Background The association between cancer and autoimmune myositis is well established and has lead to the common practice of malignancy screening in asymptomatic individuals. The international literature advocates widely for cancer screening in autoimmune myositis however no consensus or guideline has been published to set forth a process for screening standardisation (1). Malignancy screening is a complicated topic and recommendations in favour of screening should in principle be based on a judicious assessment of the evidence in terms of the benefits, risks and costs. In inflammatory myositis there is currently insufficient evidence to support any recommendation with respect to cancer screening. In the absence of clinical guideline and quality evidence, our study aimed to establish the current trends in malignancy screening amongst Australian Rheumatologists.
Objectives To explore the current trends in malignancy screening in autoimmune myositis amongst Australian Rheumatologists using an online questionnaire.
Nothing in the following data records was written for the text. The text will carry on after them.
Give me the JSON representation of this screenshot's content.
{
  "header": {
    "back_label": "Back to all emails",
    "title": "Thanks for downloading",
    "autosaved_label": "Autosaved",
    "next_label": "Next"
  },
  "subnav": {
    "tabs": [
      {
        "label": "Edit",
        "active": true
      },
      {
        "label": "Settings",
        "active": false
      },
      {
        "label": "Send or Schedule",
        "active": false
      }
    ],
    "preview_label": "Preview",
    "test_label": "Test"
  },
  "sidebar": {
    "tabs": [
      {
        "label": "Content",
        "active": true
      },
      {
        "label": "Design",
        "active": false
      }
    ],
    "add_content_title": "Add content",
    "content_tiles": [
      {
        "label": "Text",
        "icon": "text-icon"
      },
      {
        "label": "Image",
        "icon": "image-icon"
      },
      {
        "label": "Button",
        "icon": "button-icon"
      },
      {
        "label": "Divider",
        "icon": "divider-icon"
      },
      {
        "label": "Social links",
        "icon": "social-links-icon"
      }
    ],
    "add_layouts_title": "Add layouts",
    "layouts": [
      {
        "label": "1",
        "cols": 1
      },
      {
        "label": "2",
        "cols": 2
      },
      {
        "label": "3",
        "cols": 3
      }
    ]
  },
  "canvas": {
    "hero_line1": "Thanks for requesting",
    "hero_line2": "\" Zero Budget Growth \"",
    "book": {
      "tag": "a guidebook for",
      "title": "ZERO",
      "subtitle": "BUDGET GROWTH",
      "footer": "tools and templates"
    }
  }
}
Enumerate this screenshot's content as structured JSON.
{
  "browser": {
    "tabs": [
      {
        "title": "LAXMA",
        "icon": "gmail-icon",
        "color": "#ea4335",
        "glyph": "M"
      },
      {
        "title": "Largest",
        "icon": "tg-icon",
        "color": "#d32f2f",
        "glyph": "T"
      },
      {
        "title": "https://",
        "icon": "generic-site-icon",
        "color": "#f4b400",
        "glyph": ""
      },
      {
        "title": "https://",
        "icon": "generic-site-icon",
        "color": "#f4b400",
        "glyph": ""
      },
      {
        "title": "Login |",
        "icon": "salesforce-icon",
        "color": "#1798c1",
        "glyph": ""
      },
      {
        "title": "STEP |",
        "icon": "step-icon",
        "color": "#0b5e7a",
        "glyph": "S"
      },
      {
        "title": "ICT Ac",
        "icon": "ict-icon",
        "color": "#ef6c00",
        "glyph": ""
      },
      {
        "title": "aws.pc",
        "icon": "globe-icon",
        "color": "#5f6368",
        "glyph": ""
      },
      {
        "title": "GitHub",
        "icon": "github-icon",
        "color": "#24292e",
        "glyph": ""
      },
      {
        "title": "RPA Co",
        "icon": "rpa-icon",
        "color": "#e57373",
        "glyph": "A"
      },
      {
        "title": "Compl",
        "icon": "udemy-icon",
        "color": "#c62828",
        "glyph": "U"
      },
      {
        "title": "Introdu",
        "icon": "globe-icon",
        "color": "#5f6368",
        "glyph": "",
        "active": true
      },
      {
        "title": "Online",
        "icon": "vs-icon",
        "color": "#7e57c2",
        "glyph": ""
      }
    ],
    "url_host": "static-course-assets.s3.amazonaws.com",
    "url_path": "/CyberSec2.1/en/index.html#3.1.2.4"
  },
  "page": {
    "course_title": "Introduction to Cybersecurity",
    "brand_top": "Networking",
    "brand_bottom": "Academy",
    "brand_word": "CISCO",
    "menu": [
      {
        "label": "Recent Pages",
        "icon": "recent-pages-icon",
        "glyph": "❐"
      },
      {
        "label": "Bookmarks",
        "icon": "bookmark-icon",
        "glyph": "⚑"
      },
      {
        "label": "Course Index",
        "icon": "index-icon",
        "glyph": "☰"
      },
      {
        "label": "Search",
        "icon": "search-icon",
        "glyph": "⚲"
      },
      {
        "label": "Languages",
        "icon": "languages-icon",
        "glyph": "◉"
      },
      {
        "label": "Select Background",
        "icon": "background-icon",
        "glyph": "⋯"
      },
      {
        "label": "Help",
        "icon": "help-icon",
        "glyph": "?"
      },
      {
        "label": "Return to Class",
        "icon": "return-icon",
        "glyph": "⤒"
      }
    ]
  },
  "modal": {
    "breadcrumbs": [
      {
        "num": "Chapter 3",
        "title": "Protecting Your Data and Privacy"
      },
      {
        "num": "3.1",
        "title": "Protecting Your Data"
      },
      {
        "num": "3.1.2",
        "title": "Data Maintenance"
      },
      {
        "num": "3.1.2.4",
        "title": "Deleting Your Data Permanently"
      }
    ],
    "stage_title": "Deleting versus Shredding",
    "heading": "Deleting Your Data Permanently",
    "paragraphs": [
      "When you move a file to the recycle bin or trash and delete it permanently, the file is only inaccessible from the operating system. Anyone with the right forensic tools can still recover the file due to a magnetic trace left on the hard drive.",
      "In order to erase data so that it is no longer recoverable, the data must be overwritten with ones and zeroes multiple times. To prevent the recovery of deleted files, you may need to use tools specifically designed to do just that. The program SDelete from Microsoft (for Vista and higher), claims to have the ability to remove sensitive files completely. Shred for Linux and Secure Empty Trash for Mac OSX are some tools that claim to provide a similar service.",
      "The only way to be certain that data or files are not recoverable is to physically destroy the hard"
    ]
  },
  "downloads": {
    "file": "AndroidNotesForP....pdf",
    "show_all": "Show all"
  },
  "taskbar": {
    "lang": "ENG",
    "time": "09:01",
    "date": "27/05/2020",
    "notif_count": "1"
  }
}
Methods Research approval was granted by The Townsville Hospital. An invitation email containing the survey weblink was sent twice to 386 Australian Rheumatologists between August 2015 and August 2016. Voluntary participation and anonymity were guaranteed. The questionnaire contained a fixed set of multiple choice questions that requested data on respondent demographics, practice setting and screening preference, practice and concerns. Open entry comment was an option throughout the questionnaire. Fifty-eight Rheumatologists, 1 Immunologist and 1 Paediatric Rheumatologist responded (16% response rate). There were 3 survey dropouts. The data was pooled, coded and analysed using statistical software. All data was included in the analysis.
Results Most respondents (N=58) were in private (67%) and/or public practice (68%), in practice for >10 years (70%), conducted cancer screening (93%) and were “very” or “somewhat” confident in their screening practice (90%). The majority (72%) performed cancer screening independent of patient characteristics. Determinants that triggered screening (in descending order of popularity) were: tobacco use (N=11), history of cancer (N=10), age >40 (N=7), cancer family history (N=7), age >50 (N=3) and age >60 (N=1). Most respondents indicated preference to order screening tests (in descending order of popularity): mammogram (81%); CT chest & abdomen (78%); myeloma screen (70%); chest x-ray (69%), serum PSA (67%), PAP smear (54%), colonoscope (44%), LDH (41%), pelvic USS (33%), gastroscope (33%), FOBT (33%), tumour markers (28%), CT neck (17%), nuclear bone scan (15%), PET CT (4%) & testicular USS (2%). Respondents (N=57) indicated that cancer screening was problematic due to a lack of clinical practice consensus & guideline (77%), test selection knowledge (37%) and knowledge regarding repeated screening (53%). The potential for harm in conducting screening was identified to be a problem by most respondents (62%).
Conclusions The practice of malignancy screening in autoimmune myositis amongst Australian Rheumatologists is highly variable. Practice is driven by patient factors and clinician preferences. The cancer screening process is felt on several fronts to have inherent problems. Guideline, consensus and further research is needed in this area to address the challenges and evidence gap.
Masiak, A et al. (2016). Clinical characteristics of patients with anti-TIF1-y Abs. Reumatologia. 54(1): 14–18.
Disclosure of Interest None declared